_Action item_
Here is the listing. Print it exactly.

_Records for processing_

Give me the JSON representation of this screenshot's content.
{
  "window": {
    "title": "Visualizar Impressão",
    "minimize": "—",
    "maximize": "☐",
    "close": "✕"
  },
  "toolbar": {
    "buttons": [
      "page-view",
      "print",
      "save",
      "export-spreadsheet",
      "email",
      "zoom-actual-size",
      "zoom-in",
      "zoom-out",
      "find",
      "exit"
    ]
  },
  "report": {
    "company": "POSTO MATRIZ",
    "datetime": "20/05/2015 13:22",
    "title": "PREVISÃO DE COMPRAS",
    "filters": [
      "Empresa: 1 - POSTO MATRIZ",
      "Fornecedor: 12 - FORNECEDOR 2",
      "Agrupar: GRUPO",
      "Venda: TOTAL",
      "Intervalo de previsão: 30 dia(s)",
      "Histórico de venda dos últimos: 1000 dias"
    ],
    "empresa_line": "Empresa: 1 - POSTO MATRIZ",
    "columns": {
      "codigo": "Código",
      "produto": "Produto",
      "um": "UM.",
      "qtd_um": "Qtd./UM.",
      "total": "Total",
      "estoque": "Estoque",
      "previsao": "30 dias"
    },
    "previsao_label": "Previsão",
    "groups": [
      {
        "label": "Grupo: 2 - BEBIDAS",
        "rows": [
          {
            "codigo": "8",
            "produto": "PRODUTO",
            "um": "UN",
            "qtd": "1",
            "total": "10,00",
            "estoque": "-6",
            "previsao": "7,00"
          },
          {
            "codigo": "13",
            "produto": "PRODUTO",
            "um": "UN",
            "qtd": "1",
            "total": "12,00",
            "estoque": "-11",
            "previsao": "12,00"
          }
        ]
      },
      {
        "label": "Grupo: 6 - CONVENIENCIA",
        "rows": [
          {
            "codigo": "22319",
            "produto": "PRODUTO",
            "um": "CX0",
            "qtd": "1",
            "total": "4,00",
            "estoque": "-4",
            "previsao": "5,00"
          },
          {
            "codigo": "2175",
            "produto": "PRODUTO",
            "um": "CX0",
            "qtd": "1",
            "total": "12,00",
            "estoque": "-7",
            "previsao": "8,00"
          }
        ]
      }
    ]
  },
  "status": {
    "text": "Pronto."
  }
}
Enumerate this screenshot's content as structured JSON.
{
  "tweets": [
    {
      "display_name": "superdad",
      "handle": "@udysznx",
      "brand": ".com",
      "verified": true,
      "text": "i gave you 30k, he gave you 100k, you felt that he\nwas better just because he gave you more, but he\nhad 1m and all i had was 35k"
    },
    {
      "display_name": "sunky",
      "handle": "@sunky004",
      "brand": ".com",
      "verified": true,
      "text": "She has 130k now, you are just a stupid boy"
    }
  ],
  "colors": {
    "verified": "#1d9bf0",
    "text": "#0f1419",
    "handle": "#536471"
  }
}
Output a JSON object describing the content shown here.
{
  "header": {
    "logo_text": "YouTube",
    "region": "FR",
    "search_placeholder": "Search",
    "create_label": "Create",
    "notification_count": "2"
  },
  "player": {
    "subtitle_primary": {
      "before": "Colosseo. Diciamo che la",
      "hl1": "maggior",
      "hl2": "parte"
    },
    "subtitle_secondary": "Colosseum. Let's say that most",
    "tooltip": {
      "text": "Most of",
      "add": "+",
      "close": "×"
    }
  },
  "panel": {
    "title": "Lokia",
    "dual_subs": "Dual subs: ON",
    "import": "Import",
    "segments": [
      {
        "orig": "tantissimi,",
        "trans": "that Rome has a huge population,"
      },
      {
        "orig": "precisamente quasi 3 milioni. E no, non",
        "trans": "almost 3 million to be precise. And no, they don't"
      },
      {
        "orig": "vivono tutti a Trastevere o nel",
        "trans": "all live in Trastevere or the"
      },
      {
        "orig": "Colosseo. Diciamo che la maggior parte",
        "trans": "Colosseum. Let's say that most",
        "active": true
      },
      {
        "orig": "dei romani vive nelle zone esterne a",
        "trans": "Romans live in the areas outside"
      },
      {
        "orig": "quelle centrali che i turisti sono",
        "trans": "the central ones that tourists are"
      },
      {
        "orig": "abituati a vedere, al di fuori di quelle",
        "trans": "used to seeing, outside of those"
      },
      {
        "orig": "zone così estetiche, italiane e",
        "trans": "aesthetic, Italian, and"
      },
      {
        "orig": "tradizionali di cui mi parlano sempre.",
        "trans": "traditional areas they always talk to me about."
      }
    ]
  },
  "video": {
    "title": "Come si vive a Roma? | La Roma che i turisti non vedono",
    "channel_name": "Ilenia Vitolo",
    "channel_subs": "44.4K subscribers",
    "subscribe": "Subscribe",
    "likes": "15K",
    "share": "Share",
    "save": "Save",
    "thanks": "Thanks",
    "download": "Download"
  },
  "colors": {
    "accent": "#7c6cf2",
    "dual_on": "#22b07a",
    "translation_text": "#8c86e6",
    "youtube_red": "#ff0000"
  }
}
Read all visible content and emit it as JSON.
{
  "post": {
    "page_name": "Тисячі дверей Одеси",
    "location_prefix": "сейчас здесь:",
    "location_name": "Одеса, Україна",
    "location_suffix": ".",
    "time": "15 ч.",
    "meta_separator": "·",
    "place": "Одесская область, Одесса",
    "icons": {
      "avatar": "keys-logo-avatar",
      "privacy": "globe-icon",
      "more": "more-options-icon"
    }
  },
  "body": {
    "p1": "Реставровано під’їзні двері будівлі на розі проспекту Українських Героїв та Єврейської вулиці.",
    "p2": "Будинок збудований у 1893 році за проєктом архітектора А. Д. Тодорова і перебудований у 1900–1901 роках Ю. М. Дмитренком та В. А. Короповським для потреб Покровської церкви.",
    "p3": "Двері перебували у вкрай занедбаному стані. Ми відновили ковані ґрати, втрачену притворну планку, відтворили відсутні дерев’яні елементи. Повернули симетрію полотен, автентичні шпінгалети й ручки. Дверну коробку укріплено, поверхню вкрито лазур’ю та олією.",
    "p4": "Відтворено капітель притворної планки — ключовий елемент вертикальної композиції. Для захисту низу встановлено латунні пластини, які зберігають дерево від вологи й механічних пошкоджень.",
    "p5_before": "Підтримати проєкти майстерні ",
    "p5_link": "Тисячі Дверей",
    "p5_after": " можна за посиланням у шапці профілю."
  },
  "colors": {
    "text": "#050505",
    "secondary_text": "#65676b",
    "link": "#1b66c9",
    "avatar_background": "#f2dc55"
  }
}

_Exercise result_
Give me the JSON representation of this screenshot's content.
{
  "window": {
    "title": "Visualizar Impressão",
    "minimize": "—",
    "maximize": "☐",
    "close": "✕"
  },
  "toolbar": {
    "buttons": [
      "page-view",
      "print",
      "save",
      "export-spreadsheet",
      "email",
      "zoom-actual-size",
      "zoom-in",
      "zoom-out",
      "find",
      "exit"
    ]
  },
  "report": {
    "company": "POSTO MATRIZ",
    "datetime": "20/05/2015 13:22",
    "title": "PREVISÃO DE COMPRAS",
    "filters": [
      "Empresa: 1 - POSTO MATRIZ",
      "Fornecedor: 12 - FORNECEDOR 2",
      "Agrupar: GRUPO",
      "Venda: TOTAL",
      "Intervalo de previsão: 30 dia(s)",
      "Histórico de venda dos últimos: 1000 dias"
    ],
    "empresa_line": "Empresa: 1 - POSTO MATRIZ",
    "columns": {
      "codigo": "Código",
      "produto": "Produto",
      "um": "UM.",
      "qtd_um": "Qtd./UM.",
      "total": "Total",
      "estoque": "Estoque",
      "previsao": "30 dias"
    },
    "previsao_label": "Previsão",
    "groups": [
      {
        "label": "Grupo: 2 - BEBIDAS",
        "rows": [
          {
            "codigo": "8",
            "produto": "PRODUTO",
            "um": "UN",
            "qtd": "1",
            "total": "10,00",
            "estoque": "-6",
            "previsao": "7,00"
          },
          {
            "codigo": "13",
            "produto": "PRODUTO",
            "um": "UN",
            "qtd": "1",
            "total": "12,00",
            "estoque": "-11",
            "previsao": "12,00"
          }
        ]
      },
      {
        "label": "Grupo: 6 - CONVENIENCIA",
        "rows": [
          {
            "codigo": "22319",
            "produto": "PRODUTO",
            "um": "CX0",
            "qtd": "1",
            "total": "4,00",
            "estoque": "-4",
            "previsao": "5,00"
          },
          {
            "codigo": "2175",
            "produto": "PRODUTO",
            "um": "CX0",
            "qtd": "1",
            "total": "12,00",
            "estoque": "-7",
            "previsao": "8,00"
          }
        ]
      }
    ]
  },
  "status": {
    "text": "Pronto."
  }
}
Enumerate this screenshot's content as structured JSON.
{
  "tweets": [
    {
      "display_name": "superdad",
      "handle": "@udysznx",
      "brand": ".com",
      "verified": true,
      "text": "i gave you 30k, he gave you 100k, you felt that he\nwas better just because he gave you more, but he\nhad 1m and all i had was 35k"
    },
    {
      "display_name": "sunky",
      "handle": "@sunky004",
      "brand": ".com",
      "verified": true,
      "text": "She has 130k now, you are just a stupid boy"
    }
  ],
  "colors": {
    "verified": "#1d9bf0",
    "text": "#0f1419",
    "handle": "#536471"
  }
}
Output a JSON object describing the content shown here.
{
  "header": {
    "logo_text": "YouTube",
    "region": "FR",
    "search_placeholder": "Search",
    "create_label": "Create",
    "notification_count": "2"
  },
  "player": {
    "subtitle_primary": {
      "before": "Colosseo. Diciamo che la",
      "hl1": "maggior",
      "hl2": "parte"
    },
    "subtitle_secondary": "Colosseum. Let's say that most",
    "tooltip": {
      "text": "Most of",
      "add": "+",
      "close": "×"
    }
  },
  "panel": {
    "title": "Lokia",
    "dual_subs": "Dual subs: ON",
    "import": "Import",
    "segments": [
      {
        "orig": "tantissimi,",
        "trans": "that Rome has a huge population,"
      },
      {
        "orig": "precisamente quasi 3 milioni. E no, non",
        "trans": "almost 3 million to be precise. And no, they don't"
      },
      {
        "orig": "vivono tutti a Trastevere o nel",
        "trans": "all live in Trastevere or the"
      },
      {
        "orig": "Colosseo. Diciamo che la maggior parte",
        "trans": "Colosseum. Let's say that most",
        "active": true
      },
      {
        "orig": "dei romani vive nelle zone esterne a",
        "trans": "Romans live in the areas outside"
      },
      {
        "orig": "quelle centrali che i turisti sono",
        "trans": "the central ones that tourists are"
      },
      {
        "orig": "abituati a vedere, al di fuori di quelle",
        "trans": "used to seeing, outside of those"
      },
      {
        "orig": "zone così estetiche, italiane e",
        "trans": "aesthetic, Italian, and"
      },
      {
        "orig": "tradizionali di cui mi parlano sempre.",
        "trans": "traditional areas they always talk to me about."
      }
    ]
  },
  "video": {
    "title": "Come si vive a Roma? | La Roma che i turisti non vedono",
    "channel_name": "Ilenia Vitolo",
    "channel_subs": "44.4K subscribers",
    "subscribe": "Subscribe",
    "likes": "15K",
    "share": "Share",
    "save": "Save",
    "thanks": "Thanks",
    "download": "Download"
  },
  "colors": {
    "accent": "#7c6cf2",
    "dual_on": "#22b07a",
    "translation_text": "#8c86e6",
    "youtube_red": "#ff0000"
  }
}
Read all visible content and emit it as JSON.
{
  "post": {
    "page_name": "Тисячі дверей Одеси",
    "location_prefix": "сейчас здесь:",
    "location_name": "Одеса, Україна",
    "location_suffix": ".",
    "time": "15 ч.",
    "meta_separator": "·",
    "place": "Одесская область, Одесса",
    "icons": {
      "avatar": "keys-logo-avatar",
      "privacy": "globe-icon",
      "more": "more-options-icon"
    }
  },
  "body": {
    "p1": "Реставровано під’їзні двері будівлі на розі проспекту Українських Героїв та Єврейської вулиці.",
    "p2": "Будинок збудований у 1893 році за проєктом архітектора А. Д. Тодорова і перебудований у 1900–1901 роках Ю. М. Дмитренком та В. А. Короповським для потреб Покровської церкви.",
    "p3": "Двері перебували у вкрай занедбаному стані. Ми відновили ковані ґрати, втрачену притворну планку, відтворили відсутні дерев’яні елементи. Повернули симетрію полотен, автентичні шпінгалети й ручки. Дверну коробку укріплено, поверхню вкрито лазур’ю та олією.",
    "p4": "Відтворено капітель притворної планки — ключовий елемент вертикальної композиції. Для захисту низу встановлено латунні пластини, які зберігають дерево від вологи й механічних пошкоджень.",
    "p5_before": "Підтримати проєкти майстерні ",
    "p5_link": "Тисячі Дверей",
    "p5_after": " можна за посиланням у шапці профілю."
  },
  "colors": {
    "text": "#050505",
    "secondary_text": "#65676b",
    "link": "#1b66c9",
    "avatar_background": "#f2dc55"
  }
}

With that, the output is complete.